(Data extracted from a collection)
###
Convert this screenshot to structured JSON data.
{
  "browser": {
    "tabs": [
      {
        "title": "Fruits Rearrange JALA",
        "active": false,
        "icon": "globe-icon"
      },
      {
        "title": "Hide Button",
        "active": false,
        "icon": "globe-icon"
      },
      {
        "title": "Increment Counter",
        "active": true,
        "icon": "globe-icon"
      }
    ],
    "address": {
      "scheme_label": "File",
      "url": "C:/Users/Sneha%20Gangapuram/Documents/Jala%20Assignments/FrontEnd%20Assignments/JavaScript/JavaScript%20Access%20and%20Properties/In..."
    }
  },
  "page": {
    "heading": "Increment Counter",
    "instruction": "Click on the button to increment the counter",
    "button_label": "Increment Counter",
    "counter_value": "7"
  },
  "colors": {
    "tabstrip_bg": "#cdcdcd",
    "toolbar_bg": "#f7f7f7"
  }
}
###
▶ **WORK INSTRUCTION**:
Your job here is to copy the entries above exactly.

▶ **EXERCISE RESPONSE**:
Convert this screenshot to structured JSON data.
{
  "browser": {
    "tabs": [
      {
        "title": "Fruits Rearrange JALA",
        "active": false,
        "icon": "globe-icon"
      },
      {
        "title": "Hide Button",
        "active": false,
        "icon": "globe-icon"
      },
      {
        "title": "Increment Counter",
        "active": true,
        "icon": "globe-icon"
      }
    ],
    "address": {
      "scheme_label": "File",
      "url": "C:/Users/Sneha%20Gangapuram/Documents/Jala%20Assignments/FrontEnd%20Assignments/JavaScript/JavaScript%20Access%20and%20Properties/In..."
    }
  },
  "page": {
    "heading": "Increment Counter",
    "instruction": "Click on the button to increment the counter",
    "button_label": "Increment Counter",
    "counter_value": "7"
  },
  "colors": {
    "tabstrip_bg": "#cdcdcd",
    "toolbar_bg": "#f7f7f7"
  }
}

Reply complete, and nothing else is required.